• _Task prompt_
Whenever a line below includes the word "mode", copy that line.

(Study material)

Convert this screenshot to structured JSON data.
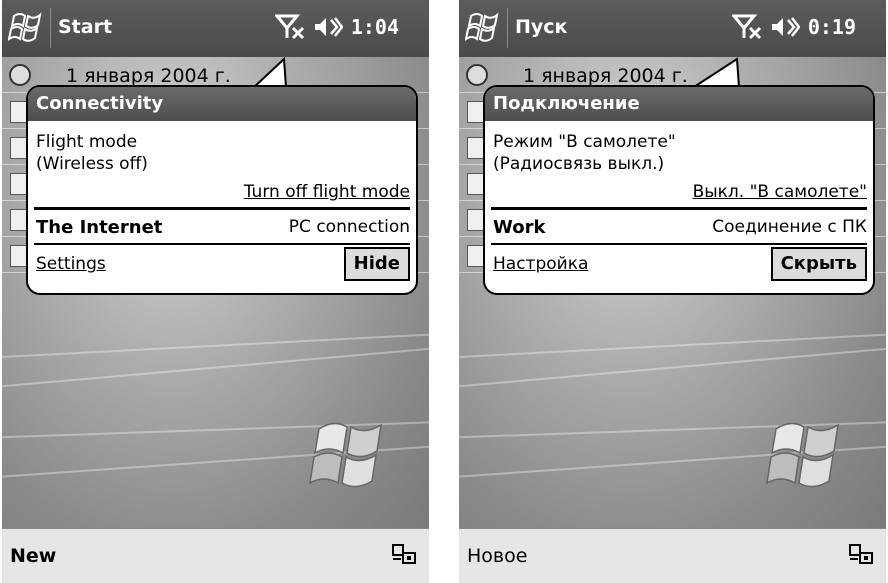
{
  "screens": [
    {
      "title": "Start",
      "time": "1:04",
      "date": "1 января 2004 г.",
      "popup": {
        "header": "Connectivity",
        "status_line1": "Flight mode",
        "status_line2": "(Wireless off)",
        "toggle_link": "Turn off flight mode",
        "connection_name": "The Internet",
        "connection_type": "PC connection",
        "settings_link": "Settings",
        "hide_button": "Hide"
      },
      "menu_left": "New"
    },
    {
      "title": "Пуск",
      "time": "0:19",
      "date": "1 января 2004 г.",
      "popup": {
        "header": "Подключение",
        "status_line1": "Режим \"В самолете\"",
        "status_line2": "(Радиосвязь выкл.)",
        "toggle_link": "Выкл. \"В самолете\"",
        "connection_name": "Work",
        "connection_type": "Соединение с ПК",
        "settings_link": "Настройка",
        "hide_button": "Скрыть"
      },
      "menu_left": "Новое"
    }
  ],
  "icons": {
    "start": "windows-flag-icon",
    "connectivity": "antenna-off-icon",
    "volume": "speaker-icon",
    "input_panel": "keyboard-icon"
  }
}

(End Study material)

• _Result of this exercise_
        "status_line1": "Flight mode",
        "toggle_link": "Turn off flight mode",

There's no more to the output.